▶ **WHAT TO DO**
Any image found in the entries is to be skipped; the rest is returned word for word.
# # #
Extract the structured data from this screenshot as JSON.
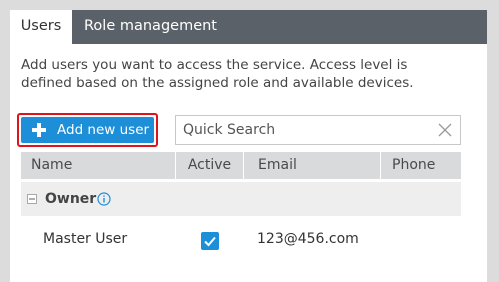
{
  "tabs": [
    {
      "label": "Users",
      "active": true
    },
    {
      "label": "Role management",
      "active": false
    }
  ],
  "description": "Add users you want to access the service. Access level is defined based on the assigned role and available devices.",
  "toolbar": {
    "add_label": "Add new user",
    "search_placeholder": "Quick Search"
  },
  "table": {
    "columns": [
      "Name",
      "Active",
      "Email",
      "Phone"
    ],
    "groups": [
      {
        "name": "Owner",
        "expanded": true,
        "rows": [
          {
            "name": "Master User",
            "active": true,
            "email": "123@456.com",
            "phone": ""
          }
        ]
      }
    ]
  },
  "colors": {
    "accent": "#1d8fd8",
    "highlight_border": "#e0121a",
    "tabbar": "#5b6169"
  }
}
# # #
▶ **RESPONSE**
Extract the structured data from this screenshot as JSON.
{
  "tabs": [
    {
      "label": "Users",
      "active": true
    },
    {
      "label": "Role management",
      "active": false
    }
  ],
  "description": "Add users you want to access the service. Access level is defined based on the assigned role and available devices.",
  "toolbar": {
    "add_label": "Add new user",
    "search_placeholder": "Quick Search"
  },
  "table": {
    "columns": [
      "Name",
      "Active",
      "Email",
      "Phone"
    ],
    "groups": [
      {
        "name": "Owner",
        "expanded": true,
        "rows": [
          {
            "name": "Master User",
            "active": true,
            "email": "123@456.com",
            "phone": ""
          }
        ]
      }
    ]
  },
  "colors": {
    "accent": "#1d8fd8",
    "highlight_border": "#e0121a",
    "tabbar": "#5b6169"
  }
}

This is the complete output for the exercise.